▶ _Task requirements_:
In the listing below, locate the lines that hold the string "this". Copy those lines.

▶ _Data for review_:
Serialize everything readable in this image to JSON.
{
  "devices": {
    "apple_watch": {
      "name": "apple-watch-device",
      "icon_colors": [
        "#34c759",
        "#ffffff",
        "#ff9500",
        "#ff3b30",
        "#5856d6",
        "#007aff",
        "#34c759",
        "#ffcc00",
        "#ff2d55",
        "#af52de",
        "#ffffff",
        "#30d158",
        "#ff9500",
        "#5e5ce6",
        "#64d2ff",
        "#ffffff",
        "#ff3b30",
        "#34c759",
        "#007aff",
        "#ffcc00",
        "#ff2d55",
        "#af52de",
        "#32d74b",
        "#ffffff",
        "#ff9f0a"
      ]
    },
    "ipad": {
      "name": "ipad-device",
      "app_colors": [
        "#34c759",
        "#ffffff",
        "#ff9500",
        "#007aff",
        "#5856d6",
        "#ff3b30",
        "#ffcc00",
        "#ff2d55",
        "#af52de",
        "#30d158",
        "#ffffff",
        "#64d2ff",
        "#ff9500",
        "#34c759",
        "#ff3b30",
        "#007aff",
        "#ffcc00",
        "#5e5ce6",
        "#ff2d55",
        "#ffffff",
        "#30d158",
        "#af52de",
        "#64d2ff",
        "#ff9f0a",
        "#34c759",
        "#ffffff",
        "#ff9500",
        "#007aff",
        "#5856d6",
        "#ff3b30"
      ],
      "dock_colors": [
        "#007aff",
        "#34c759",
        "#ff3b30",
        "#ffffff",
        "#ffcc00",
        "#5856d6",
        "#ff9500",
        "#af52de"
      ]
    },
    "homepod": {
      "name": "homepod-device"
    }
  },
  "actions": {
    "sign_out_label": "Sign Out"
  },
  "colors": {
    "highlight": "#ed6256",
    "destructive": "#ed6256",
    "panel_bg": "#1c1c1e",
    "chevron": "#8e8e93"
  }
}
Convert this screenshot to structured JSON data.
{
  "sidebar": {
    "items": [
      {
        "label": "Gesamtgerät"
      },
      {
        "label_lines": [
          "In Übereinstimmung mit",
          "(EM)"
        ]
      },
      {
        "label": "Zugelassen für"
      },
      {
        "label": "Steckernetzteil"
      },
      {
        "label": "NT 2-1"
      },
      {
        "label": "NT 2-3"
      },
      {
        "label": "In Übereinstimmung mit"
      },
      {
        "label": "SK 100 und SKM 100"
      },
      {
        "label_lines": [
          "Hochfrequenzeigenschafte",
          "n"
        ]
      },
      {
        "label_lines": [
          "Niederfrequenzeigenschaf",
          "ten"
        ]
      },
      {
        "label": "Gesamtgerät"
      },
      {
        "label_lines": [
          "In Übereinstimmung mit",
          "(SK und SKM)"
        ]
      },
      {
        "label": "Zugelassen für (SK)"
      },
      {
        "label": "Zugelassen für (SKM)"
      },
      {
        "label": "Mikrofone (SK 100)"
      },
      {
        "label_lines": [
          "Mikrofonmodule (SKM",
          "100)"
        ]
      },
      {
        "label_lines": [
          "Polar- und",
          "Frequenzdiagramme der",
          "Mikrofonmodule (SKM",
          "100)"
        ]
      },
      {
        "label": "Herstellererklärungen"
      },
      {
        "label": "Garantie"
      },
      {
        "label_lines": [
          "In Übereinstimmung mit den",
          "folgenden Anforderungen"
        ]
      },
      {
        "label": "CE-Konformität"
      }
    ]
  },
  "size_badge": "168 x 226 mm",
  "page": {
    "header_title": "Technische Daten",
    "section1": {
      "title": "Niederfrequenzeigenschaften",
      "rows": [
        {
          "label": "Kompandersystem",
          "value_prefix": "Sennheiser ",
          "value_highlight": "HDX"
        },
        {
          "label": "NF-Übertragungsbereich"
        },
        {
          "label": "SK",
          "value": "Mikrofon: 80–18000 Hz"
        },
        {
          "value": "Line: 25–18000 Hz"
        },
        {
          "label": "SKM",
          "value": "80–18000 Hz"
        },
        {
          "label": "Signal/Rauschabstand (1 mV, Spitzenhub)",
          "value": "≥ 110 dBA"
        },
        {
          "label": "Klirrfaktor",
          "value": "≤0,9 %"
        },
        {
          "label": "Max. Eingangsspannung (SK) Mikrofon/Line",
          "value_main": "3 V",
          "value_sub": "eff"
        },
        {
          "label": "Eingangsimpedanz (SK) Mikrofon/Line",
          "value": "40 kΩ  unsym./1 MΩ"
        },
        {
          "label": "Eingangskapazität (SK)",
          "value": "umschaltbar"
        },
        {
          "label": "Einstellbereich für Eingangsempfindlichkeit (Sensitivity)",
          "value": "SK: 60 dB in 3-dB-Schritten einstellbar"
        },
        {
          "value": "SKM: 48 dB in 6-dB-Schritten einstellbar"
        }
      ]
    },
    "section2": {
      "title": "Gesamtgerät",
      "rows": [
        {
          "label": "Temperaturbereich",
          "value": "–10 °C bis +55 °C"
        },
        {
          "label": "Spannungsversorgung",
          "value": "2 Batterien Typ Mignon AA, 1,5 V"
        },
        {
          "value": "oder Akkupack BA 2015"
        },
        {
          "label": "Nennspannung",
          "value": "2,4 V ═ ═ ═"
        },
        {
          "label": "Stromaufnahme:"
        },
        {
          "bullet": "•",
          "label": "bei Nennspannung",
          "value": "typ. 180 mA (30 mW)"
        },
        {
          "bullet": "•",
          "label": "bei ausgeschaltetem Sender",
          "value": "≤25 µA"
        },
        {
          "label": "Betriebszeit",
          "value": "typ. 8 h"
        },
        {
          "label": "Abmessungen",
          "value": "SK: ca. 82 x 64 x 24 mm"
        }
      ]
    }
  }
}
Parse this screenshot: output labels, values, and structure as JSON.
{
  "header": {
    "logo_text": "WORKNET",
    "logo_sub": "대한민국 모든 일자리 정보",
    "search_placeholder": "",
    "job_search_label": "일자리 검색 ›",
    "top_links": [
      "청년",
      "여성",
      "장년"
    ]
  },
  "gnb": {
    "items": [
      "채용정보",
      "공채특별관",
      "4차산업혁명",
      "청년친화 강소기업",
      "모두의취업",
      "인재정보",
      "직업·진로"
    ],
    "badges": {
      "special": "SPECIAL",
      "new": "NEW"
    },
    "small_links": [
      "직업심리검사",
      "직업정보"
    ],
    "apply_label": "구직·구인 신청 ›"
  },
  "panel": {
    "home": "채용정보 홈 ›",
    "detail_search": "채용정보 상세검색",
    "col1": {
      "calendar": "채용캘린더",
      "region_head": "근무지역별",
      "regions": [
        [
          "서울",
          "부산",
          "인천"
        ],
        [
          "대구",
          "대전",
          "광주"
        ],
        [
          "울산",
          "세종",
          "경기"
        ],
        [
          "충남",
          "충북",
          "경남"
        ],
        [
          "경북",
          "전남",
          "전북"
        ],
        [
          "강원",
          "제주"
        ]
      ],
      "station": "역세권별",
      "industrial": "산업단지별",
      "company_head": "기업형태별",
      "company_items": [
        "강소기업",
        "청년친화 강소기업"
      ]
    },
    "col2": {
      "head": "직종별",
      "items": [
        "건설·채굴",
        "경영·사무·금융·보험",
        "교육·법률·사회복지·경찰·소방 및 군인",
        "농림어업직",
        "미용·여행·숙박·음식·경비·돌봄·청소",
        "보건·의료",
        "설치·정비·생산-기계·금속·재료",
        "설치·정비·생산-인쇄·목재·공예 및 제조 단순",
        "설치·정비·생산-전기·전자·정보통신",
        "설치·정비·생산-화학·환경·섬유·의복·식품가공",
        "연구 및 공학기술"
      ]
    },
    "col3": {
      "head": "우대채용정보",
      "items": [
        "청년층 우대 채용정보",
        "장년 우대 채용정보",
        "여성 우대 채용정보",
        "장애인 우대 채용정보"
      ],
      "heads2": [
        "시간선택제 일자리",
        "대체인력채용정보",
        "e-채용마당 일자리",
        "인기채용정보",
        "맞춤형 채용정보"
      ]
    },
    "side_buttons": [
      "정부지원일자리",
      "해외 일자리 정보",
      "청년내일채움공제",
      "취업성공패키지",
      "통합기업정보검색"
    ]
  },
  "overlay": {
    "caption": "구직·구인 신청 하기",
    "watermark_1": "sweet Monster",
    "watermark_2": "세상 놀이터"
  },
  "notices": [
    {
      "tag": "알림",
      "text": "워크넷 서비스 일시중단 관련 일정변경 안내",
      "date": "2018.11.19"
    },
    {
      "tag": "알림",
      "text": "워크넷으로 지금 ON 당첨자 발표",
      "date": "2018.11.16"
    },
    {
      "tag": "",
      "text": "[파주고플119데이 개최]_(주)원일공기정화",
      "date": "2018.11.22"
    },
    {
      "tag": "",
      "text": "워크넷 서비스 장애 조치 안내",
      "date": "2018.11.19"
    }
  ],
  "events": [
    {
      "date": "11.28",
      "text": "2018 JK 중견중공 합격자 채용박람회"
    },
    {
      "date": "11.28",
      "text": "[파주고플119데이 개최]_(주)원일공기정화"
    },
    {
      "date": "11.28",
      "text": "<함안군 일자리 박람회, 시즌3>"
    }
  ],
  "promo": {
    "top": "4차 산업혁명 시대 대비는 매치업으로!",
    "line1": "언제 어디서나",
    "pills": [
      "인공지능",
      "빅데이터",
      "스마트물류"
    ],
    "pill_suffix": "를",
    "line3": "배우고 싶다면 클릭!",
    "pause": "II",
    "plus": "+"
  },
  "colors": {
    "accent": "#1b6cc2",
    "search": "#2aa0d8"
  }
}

▶ _Solution to the problem_:
Serialize everything readable in this image to JSON.
Convert this screenshot to structured JSON data.
Parse this screenshot: output labels, values, and structure as JSON.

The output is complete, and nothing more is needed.